How many lines of the listing below contain "JSON"? State the number alone.

::::::::::

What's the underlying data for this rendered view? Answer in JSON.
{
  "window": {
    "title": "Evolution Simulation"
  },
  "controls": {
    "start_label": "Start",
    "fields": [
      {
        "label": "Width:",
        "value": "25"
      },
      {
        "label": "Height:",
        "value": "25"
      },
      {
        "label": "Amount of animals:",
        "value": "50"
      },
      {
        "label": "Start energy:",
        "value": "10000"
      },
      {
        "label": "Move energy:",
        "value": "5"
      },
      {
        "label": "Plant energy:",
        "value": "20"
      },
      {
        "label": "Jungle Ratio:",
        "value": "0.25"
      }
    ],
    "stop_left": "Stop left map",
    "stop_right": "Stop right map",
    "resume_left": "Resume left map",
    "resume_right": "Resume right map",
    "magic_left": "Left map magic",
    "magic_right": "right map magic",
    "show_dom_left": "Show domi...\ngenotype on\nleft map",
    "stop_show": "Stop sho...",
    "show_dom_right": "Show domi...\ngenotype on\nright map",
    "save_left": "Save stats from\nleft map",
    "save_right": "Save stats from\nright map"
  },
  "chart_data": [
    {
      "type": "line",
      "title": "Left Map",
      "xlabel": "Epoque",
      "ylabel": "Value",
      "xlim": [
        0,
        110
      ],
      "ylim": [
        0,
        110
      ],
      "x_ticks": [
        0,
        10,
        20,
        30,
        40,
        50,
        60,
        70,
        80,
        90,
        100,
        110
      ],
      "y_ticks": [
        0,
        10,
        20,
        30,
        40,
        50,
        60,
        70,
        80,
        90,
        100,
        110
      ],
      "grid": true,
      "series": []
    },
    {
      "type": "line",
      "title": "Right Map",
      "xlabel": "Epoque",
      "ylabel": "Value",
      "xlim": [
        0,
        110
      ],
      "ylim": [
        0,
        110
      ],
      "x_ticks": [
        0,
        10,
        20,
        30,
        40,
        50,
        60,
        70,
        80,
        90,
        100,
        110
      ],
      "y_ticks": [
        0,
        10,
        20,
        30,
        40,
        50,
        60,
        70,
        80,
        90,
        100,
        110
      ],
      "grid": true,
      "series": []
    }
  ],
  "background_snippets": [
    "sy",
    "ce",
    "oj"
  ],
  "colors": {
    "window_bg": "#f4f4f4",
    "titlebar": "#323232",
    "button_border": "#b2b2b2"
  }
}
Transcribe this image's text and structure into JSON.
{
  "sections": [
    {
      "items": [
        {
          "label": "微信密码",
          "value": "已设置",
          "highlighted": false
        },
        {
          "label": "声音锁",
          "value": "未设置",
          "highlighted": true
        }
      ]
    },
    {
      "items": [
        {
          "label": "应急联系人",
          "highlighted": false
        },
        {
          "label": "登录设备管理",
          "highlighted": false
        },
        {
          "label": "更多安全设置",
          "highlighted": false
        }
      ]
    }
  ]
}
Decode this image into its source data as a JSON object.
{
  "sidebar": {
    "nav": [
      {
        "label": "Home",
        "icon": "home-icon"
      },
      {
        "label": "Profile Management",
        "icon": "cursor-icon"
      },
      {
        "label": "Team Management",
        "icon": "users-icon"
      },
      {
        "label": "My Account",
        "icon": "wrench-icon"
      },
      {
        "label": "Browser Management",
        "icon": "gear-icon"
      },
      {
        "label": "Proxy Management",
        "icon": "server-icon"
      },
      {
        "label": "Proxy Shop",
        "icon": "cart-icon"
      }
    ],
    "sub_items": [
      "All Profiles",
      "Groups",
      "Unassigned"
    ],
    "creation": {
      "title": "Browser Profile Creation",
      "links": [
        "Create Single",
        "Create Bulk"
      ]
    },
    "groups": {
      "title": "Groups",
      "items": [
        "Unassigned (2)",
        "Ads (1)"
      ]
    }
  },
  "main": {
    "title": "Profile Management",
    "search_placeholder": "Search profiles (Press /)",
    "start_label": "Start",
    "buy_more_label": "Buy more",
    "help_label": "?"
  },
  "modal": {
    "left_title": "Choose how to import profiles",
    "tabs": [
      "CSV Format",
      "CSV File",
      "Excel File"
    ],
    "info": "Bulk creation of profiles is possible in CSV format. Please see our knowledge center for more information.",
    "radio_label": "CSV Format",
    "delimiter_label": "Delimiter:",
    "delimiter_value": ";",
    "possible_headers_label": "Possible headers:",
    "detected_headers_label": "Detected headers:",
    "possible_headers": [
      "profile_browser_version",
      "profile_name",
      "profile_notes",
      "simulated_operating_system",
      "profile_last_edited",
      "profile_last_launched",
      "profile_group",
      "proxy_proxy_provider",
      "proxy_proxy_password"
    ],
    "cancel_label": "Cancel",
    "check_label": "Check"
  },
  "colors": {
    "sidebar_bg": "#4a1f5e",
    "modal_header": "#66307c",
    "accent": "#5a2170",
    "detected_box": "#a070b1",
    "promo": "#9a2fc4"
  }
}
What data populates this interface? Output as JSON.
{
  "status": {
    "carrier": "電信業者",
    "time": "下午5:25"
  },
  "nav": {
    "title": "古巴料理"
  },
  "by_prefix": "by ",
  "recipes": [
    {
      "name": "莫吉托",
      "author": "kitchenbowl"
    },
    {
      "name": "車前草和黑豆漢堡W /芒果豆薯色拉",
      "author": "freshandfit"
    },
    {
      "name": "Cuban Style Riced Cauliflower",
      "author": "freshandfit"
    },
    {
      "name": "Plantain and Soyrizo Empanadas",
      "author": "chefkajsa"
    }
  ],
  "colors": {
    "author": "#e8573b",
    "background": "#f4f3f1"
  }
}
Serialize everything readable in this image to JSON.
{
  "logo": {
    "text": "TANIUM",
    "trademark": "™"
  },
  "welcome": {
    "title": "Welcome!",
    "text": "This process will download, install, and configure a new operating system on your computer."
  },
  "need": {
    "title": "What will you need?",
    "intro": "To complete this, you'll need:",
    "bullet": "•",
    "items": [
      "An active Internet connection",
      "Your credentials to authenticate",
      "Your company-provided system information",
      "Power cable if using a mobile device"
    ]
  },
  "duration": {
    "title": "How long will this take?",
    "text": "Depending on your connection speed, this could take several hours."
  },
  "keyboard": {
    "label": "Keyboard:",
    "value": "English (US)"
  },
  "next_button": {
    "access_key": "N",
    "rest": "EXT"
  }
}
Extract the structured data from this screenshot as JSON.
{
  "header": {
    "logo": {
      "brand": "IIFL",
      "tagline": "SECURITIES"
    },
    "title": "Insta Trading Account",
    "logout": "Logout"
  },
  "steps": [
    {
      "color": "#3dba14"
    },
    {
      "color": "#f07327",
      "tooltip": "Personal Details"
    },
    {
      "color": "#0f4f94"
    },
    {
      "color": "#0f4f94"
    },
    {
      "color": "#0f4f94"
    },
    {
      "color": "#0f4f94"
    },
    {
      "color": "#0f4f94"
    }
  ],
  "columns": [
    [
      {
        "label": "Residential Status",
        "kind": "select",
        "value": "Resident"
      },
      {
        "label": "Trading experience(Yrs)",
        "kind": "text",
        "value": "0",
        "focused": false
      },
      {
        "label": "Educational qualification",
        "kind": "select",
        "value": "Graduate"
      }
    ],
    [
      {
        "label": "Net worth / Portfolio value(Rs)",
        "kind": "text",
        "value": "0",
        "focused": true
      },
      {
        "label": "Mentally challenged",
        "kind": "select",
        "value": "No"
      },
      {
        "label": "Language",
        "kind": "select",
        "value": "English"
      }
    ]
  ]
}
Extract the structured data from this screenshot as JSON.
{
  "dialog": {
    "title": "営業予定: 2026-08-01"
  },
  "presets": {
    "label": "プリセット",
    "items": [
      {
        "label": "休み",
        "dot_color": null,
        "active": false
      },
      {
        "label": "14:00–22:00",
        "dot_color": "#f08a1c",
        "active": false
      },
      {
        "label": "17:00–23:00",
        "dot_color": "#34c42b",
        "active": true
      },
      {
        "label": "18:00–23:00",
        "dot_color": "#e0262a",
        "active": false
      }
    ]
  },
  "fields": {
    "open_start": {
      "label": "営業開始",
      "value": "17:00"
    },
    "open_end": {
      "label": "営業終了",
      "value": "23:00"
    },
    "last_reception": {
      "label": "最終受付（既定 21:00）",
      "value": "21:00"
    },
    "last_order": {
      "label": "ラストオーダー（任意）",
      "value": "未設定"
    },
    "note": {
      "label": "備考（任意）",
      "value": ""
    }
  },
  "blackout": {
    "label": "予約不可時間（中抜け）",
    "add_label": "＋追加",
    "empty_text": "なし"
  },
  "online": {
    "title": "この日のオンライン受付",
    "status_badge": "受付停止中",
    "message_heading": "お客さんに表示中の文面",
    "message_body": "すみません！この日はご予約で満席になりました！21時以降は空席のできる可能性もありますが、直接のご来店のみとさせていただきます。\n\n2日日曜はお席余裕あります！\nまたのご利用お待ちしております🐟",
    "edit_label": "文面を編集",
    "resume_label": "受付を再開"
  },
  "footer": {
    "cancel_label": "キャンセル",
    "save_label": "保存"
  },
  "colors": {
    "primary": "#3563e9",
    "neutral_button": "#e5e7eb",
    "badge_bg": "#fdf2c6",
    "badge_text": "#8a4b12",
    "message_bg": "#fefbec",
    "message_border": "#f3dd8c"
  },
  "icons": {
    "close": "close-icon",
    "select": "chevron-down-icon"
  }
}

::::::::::

[Expected answer]: 7